■ **Task details**
Scan the data for lines with "서비스신청" and report the count by itself.

(Excerpts from an interface dataset)
- - - - -
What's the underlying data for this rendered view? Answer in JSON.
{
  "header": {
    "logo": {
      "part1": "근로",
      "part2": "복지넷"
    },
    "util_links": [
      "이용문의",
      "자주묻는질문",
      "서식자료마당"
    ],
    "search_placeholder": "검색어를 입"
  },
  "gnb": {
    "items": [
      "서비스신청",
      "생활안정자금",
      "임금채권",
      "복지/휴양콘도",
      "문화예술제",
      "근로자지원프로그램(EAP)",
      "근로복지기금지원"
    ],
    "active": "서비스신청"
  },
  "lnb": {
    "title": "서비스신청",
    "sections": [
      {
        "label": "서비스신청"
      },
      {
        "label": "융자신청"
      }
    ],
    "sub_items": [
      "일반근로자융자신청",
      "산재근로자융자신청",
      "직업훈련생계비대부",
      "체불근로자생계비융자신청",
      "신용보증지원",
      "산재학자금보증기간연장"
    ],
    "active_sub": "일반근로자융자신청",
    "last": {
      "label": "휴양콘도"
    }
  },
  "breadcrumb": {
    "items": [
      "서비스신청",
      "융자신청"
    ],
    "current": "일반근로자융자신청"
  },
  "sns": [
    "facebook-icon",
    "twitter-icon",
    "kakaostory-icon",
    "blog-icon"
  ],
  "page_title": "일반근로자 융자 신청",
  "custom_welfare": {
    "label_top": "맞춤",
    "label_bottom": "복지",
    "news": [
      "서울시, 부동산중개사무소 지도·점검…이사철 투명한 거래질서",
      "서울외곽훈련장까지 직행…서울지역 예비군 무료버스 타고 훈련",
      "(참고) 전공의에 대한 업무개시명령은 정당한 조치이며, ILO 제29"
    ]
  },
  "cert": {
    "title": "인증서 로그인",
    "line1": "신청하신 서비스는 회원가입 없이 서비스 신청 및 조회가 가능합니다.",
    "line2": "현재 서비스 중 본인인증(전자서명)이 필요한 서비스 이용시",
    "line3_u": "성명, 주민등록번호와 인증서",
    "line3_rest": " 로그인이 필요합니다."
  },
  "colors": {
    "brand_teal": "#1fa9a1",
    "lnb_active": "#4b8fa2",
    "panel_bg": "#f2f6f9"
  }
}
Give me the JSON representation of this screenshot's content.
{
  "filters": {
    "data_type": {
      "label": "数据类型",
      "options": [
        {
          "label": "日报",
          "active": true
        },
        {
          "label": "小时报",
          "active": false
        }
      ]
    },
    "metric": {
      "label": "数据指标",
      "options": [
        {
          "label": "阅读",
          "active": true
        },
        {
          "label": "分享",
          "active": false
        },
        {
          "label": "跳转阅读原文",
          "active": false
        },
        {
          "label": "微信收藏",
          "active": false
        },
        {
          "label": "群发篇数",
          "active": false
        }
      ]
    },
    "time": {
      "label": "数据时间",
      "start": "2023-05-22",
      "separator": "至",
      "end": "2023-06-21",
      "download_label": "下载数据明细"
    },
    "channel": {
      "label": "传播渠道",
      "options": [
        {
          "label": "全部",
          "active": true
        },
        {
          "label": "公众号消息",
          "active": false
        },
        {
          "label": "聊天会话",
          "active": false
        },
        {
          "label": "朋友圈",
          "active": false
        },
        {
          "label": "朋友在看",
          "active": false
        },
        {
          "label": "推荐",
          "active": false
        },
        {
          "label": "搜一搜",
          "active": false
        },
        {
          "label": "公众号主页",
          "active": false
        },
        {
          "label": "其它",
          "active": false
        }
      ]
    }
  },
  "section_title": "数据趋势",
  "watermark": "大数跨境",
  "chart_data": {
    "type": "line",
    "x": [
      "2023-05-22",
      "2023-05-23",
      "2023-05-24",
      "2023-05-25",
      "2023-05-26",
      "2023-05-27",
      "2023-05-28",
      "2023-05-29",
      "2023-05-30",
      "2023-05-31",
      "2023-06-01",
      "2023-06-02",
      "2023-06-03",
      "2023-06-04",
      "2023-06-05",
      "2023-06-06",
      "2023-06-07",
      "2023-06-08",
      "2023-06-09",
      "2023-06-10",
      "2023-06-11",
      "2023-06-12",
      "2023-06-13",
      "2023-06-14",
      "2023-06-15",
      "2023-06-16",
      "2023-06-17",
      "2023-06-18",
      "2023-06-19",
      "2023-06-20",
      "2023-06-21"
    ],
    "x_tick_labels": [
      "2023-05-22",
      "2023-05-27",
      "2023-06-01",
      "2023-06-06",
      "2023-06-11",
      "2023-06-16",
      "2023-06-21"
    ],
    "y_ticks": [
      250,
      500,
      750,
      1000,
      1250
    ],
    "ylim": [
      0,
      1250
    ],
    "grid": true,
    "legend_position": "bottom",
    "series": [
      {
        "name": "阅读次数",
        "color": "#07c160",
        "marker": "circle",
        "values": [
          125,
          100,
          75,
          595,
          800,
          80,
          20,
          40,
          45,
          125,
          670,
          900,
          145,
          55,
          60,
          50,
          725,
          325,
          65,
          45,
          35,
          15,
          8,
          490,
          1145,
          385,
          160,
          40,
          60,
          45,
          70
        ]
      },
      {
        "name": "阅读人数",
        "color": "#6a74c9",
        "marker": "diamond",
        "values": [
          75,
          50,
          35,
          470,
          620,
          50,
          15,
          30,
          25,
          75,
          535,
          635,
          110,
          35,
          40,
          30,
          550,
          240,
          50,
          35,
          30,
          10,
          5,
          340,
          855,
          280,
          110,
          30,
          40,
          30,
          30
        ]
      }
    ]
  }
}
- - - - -
■ **Result of the exercise**
5